Records from a collection
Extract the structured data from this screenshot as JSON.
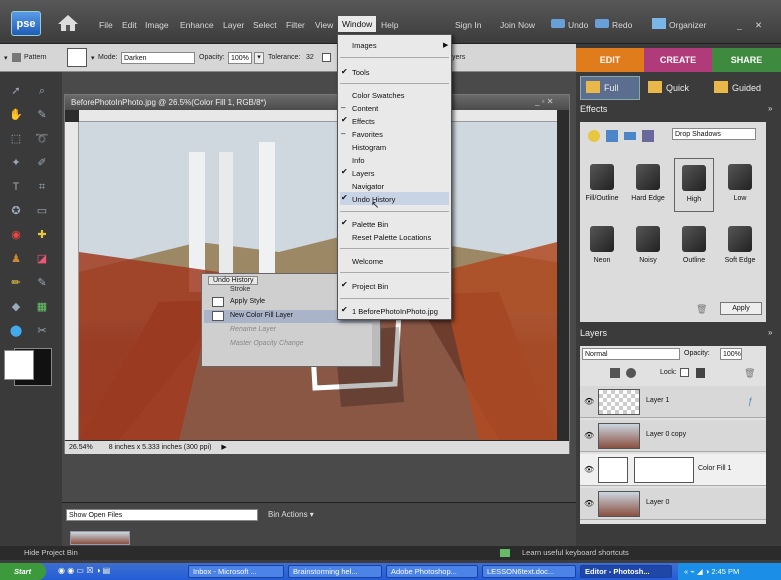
{
  "menubar": {
    "logo": "pse",
    "items": [
      "File",
      "Edit",
      "Image",
      "Enhance",
      "Layer",
      "Select",
      "Filter",
      "View",
      "Window",
      "Help"
    ],
    "sign_in": "Sign In",
    "join_now": "Join Now",
    "undo": "Undo",
    "redo": "Redo",
    "organizer": "Organizer"
  },
  "options": {
    "pattern": "Pattern",
    "mode_label": "Mode:",
    "mode_value": "Darken",
    "opacity_label": "Opacity:",
    "opacity_value": "100%",
    "tolerance_label": "Tolerance:",
    "tolerance_value": "32",
    "layers_frag": "yers"
  },
  "document": {
    "title": "BeforePhotoInPhoto.jpg @ 26.5%(Color Fill 1, RGB/8*)",
    "zoom": "26.54%",
    "dims": "8 inches x 5.333 inches (300 ppi)"
  },
  "undo_history": {
    "title": "Undo History",
    "rows": [
      "Stroke",
      "Apply Style",
      "New Color Fill Layer",
      "Rename Layer",
      "Master Opacity Change"
    ]
  },
  "window_menu": {
    "images": "Images",
    "tools": "Tools",
    "color_swatches": "Color Swatches",
    "content": "Content",
    "effects": "Effects",
    "favorites": "Favorites",
    "histogram": "Histogram",
    "info": "Info",
    "layers": "Layers",
    "navigator": "Navigator",
    "undo_history": "Undo History",
    "palette_bin": "Palette Bin",
    "reset_palettes": "Reset Palette Locations",
    "welcome": "Welcome",
    "project_bin": "Project Bin",
    "doc": "1 BeforePhotoInPhoto.jpg"
  },
  "panel": {
    "tabs": [
      "EDIT",
      "CREATE",
      "SHARE"
    ],
    "modes": [
      "Full",
      "Quick",
      "Guided"
    ],
    "effects_title": "Effects",
    "effects_dropdown": "Drop Shadows",
    "effects": [
      "Fill/Outline",
      "Hard Edge",
      "High",
      "Low",
      "Neon",
      "Noisy",
      "Outline",
      "Soft Edge"
    ],
    "apply": "Apply",
    "layers_title": "Layers",
    "blend": "Normal",
    "opacity_label": "Opacity:",
    "opacity": "100%",
    "lock": "Lock:",
    "layer_names": [
      "Layer 1",
      "Layer 0 copy",
      "Color Fill 1",
      "Layer 0"
    ]
  },
  "bin": {
    "dropdown": "Show Open Files",
    "actions": "Bin Actions ▾"
  },
  "bottom": {
    "hide": "Hide Project Bin",
    "tip": "Learn useful keyboard shortcuts"
  },
  "taskbar": {
    "start": "Start",
    "tasks": [
      "Inbox - Microsoft ...",
      "Brainstorming hel...",
      "Adobe Photoshop...",
      "LESSON6text.doc...",
      "Editor - Photosh..."
    ],
    "time": "2:45 PM"
  }
}
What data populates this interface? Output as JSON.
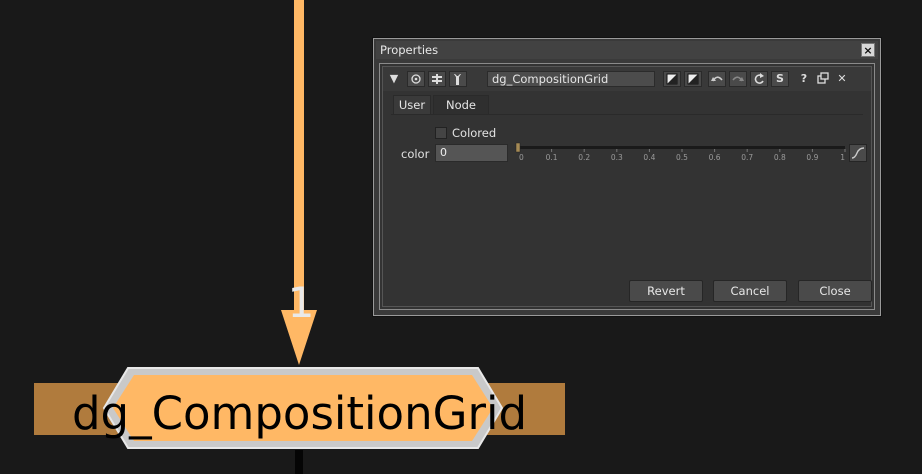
{
  "graph": {
    "input_label": "1",
    "node_title": "dg_CompositionGrid",
    "colors": {
      "edge": "#ffb865",
      "node_fill": "#ffb865",
      "backdrop": "#b07b3d"
    }
  },
  "properties": {
    "window_title": "Properties",
    "close_glyph": "×",
    "toolbar": {
      "collapse_glyph": "▼",
      "node_name": "dg_CompositionGrid",
      "help_glyph": "?",
      "float_glyph": "🗗",
      "close_glyph": "✕",
      "s_label": "S"
    },
    "tabs": [
      {
        "label": "User"
      },
      {
        "label": "Node"
      }
    ],
    "knobs": {
      "colored_label": "Colored",
      "colored_checked": false,
      "color_label": "color",
      "color_value": "0",
      "slider_ticks": [
        "0",
        "0.1",
        "0.2",
        "0.3",
        "0.4",
        "0.5",
        "0.6",
        "0.7",
        "0.8",
        "0.9",
        "1"
      ],
      "slider_value": 0
    },
    "buttons": {
      "revert": "Revert",
      "cancel": "Cancel",
      "close": "Close"
    }
  }
}
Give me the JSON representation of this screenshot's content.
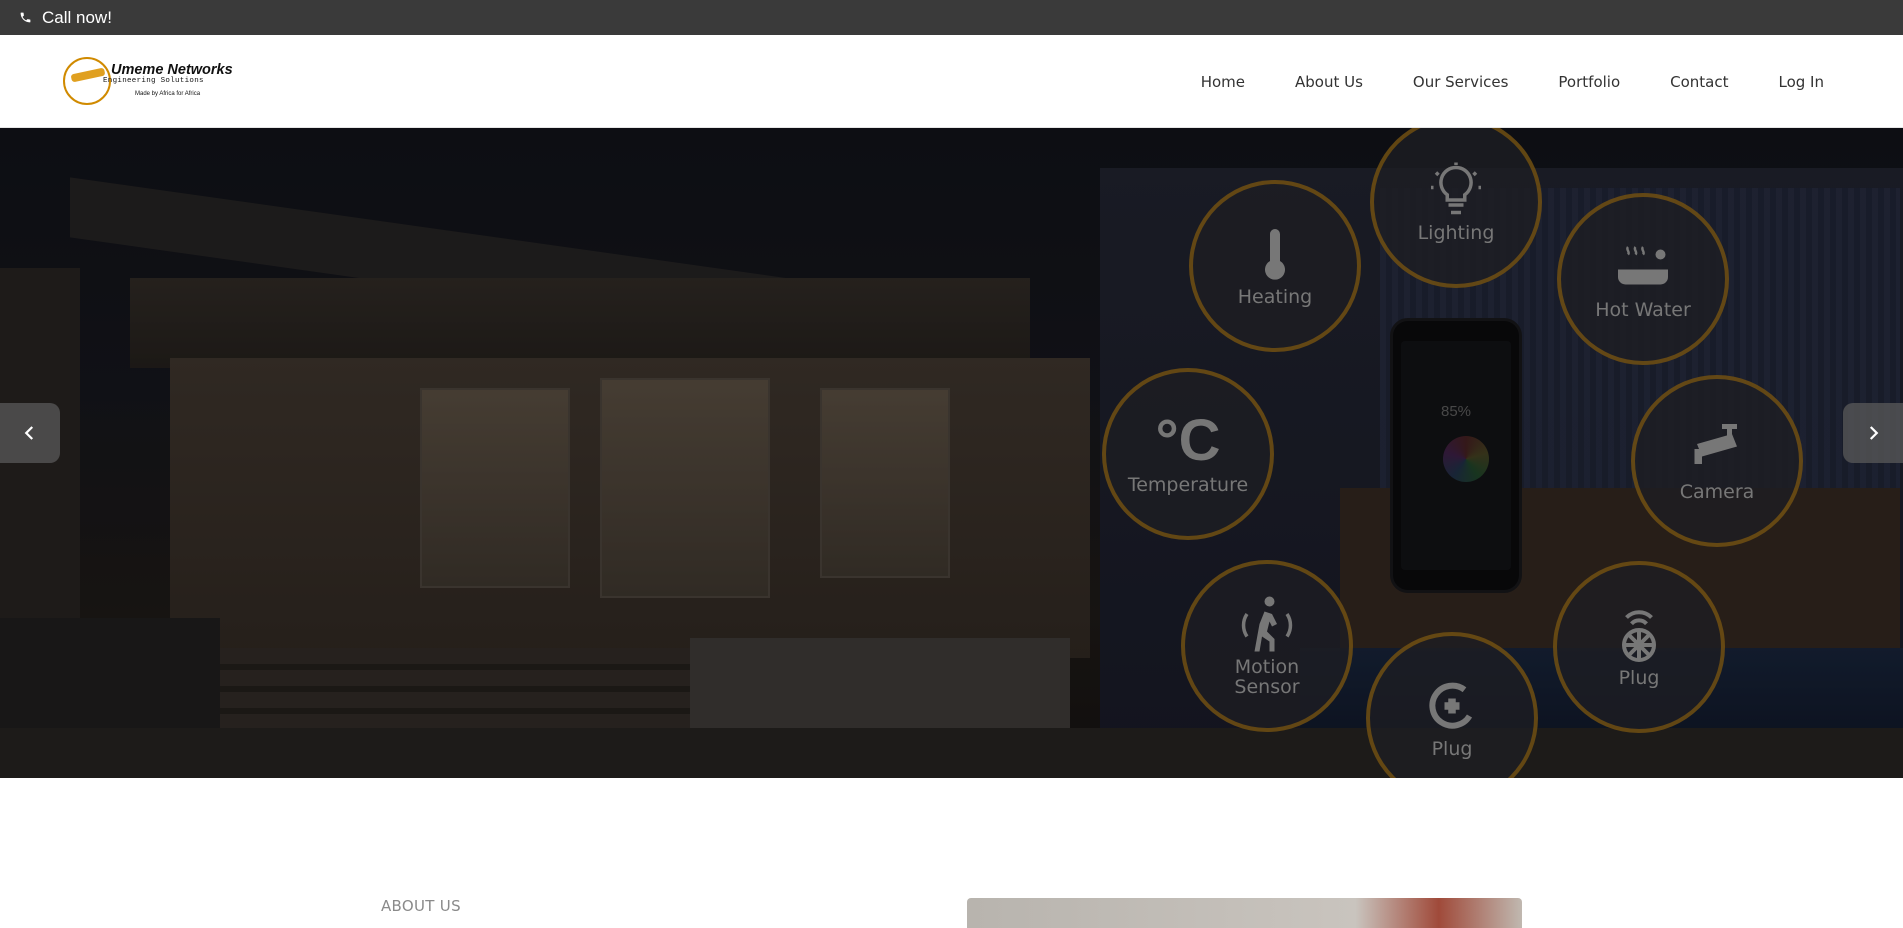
{
  "topbar": {
    "call_label": "Call now!"
  },
  "logo": {
    "brand": "Umeme Networks",
    "tagline": "Engineering Solutions",
    "motto": "Made by Africa for Africa"
  },
  "nav": {
    "items": [
      "Home",
      "About Us",
      "Our Services",
      "Portfolio",
      "Contact",
      "Log In"
    ]
  },
  "hero": {
    "phone_percent": "85%",
    "features": [
      {
        "label": "Lighting",
        "icon": "lightbulb-icon"
      },
      {
        "label": "Heating",
        "icon": "thermometer-icon"
      },
      {
        "label": "Hot Water",
        "icon": "hot-tub-icon"
      },
      {
        "label": "Temperature",
        "icon": "celsius-icon"
      },
      {
        "label": "Camera",
        "icon": "security-camera-icon"
      },
      {
        "label": "Motion Sensor",
        "icon": "walking-person-icon"
      },
      {
        "label": "Plug",
        "icon": "plug-icon"
      },
      {
        "label": "Plug",
        "icon": "smart-plug-icon"
      }
    ],
    "accent": "#d08a00"
  },
  "about": {
    "label": "ABOUT US"
  }
}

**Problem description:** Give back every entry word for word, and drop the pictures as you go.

**Your response:**
Extract the structured data from this screenshot as JSON.
{
  "menubar": {
    "logo": "pse",
    "items": [
      "File",
      "Edit",
      "Image",
      "Enhance",
      "Layer",
      "Select",
      "Filter",
      "View",
      "Window",
      "Help"
    ],
    "sign_in": "Sign In",
    "join_now": "Join Now",
    "undo": "Undo",
    "redo": "Redo",
    "organizer": "Organizer"
  },
  "options": {
    "pattern": "Pattern",
    "mode_label": "Mode:",
    "mode_value": "Darken",
    "opacity_label": "Opacity:",
    "opacity_value": "100%",
    "tolerance_label": "Tolerance:",
    "tolerance_value": "32",
    "layers_frag": "yers"
  },
  "document": {
    "title": "BeforePhotoInPhoto.jpg @ 26.5%(Color Fill 1, RGB/8*)",
    "zoom": "26.54%",
    "dims": "8 inches x 5.333 inches (300 ppi)"
  },
  "undo_history": {
    "title": "Undo History",
    "rows": [
      "Stroke",
      "Apply Style",
      "New Color Fill Layer",
      "Rename Layer",
      "Master Opacity Change"
    ]
  },
  "window_menu": {
    "images": "Images",
    "tools": "Tools",
    "color_swatches": "Color Swatches",
    "content": "Content",
    "effects": "Effects",
    "favorites": "Favorites",
    "histogram": "Histogram",
    "info": "Info",
    "layers": "Layers",
    "navigator": "Navigator",
    "undo_history": "Undo History",
    "palette_bin": "Palette Bin",
    "reset_palettes": "Reset Palette Locations",
    "welcome": "Welcome",
    "project_bin": "Project Bin",
    "doc": "1 BeforePhotoInPhoto.jpg"
  },
  "panel": {
    "tabs": [
      "EDIT",
      "CREATE",
      "SHARE"
    ],
    "modes": [
      "Full",
      "Quick",
      "Guided"
    ],
    "effects_title": "Effects",
    "effects_dropdown": "Drop Shadows",
    "effects": [
      "Fill/Outline",
      "Hard Edge",
      "High",
      "Low",
      "Neon",
      "Noisy",
      "Outline",
      "Soft Edge"
    ],
    "apply": "Apply",
    "layers_title": "Layers",
    "blend": "Normal",
    "opacity_label": "Opacity:",
    "opacity": "100%",
    "lock": "Lock:",
    "layer_names": [
      "Layer 1",
      "Layer 0 copy",
      "Color Fill 1",
      "Layer 0"
    ]
  },
  "bin": {
    "dropdown": "Show Open Files",
    "actions": "Bin Actions ▾"
  },
  "bottom": {
    "hide": "Hide Project Bin",
    "tip": "Learn useful keyboard shortcuts"
  },
  "taskbar": {
    "start": "Start",
    "tasks": [
      "Inbox - Microsoft ...",
      "Brainstorming hel...",
      "Adobe Photoshop...",
      "LESSON6text.doc...",
      "Editor - Photosh..."
    ],
    "time": "2:45 PM"
  }
}
What data populates this interface? Output as JSON.
{
  "graph": {
    "input_label": "1",
    "node_title": "dg_CompositionGrid",
    "colors": {
      "edge": "#ffb865",
      "node_fill": "#ffb865",
      "backdrop": "#b07b3d"
    }
  },
  "properties": {
    "window_title": "Properties",
    "close_glyph": "×",
    "toolbar": {
      "collapse_glyph": "▼",
      "node_name": "dg_CompositionGrid",
      "help_glyph": "?",
      "float_glyph": "🗗",
      "close_glyph": "✕",
      "s_label": "S"
    },
    "tabs": [
      {
        "label": "User"
      },
      {
        "label": "Node"
      }
    ],
    "knobs": {
      "colored_label": "Colored",
      "colored_checked": false,
      "color_label": "color",
      "color_value": "0",
      "slider_ticks": [
        "0",
        "0.1",
        "0.2",
        "0.3",
        "0.4",
        "0.5",
        "0.6",
        "0.7",
        "0.8",
        "0.9",
        "1"
      ],
      "slider_value": 0
    },
    "buttons": {
      "revert": "Revert",
      "cancel": "Cancel",
      "close": "Close"
    }
  }
}
Give me the JSON representation of this screenshot's content.
{
  "topbar": {
    "call_label": "Call now!"
  },
  "logo": {
    "brand": "Umeme Networks",
    "tagline": "Engineering Solutions",
    "motto": "Made by Africa for Africa"
  },
  "nav": {
    "items": [
      "Home",
      "About Us",
      "Our Services",
      "Portfolio",
      "Contact",
      "Log In"
    ]
  },
  "hero": {
    "phone_percent": "85%",
    "features": [
      {
        "label": "Lighting",
        "icon": "lightbulb-icon"
      },
      {
        "label": "Heating",
        "icon": "thermometer-icon"
      },
      {
        "label": "Hot Water",
        "icon": "hot-tub-icon"
      },
      {
        "label": "Temperature",
        "icon": "celsius-icon"
      },
      {
        "label": "Camera",
        "icon": "security-camera-icon"
      },
      {
        "label": "Motion Sensor",
        "icon": "walking-person-icon"
      },
      {
        "label": "Plug",
        "icon": "plug-icon"
      },
      {
        "label": "Plug",
        "icon": "smart-plug-icon"
      }
    ],
    "accent": "#d08a00"
  },
  "about": {
    "label": "ABOUT US"
  }
}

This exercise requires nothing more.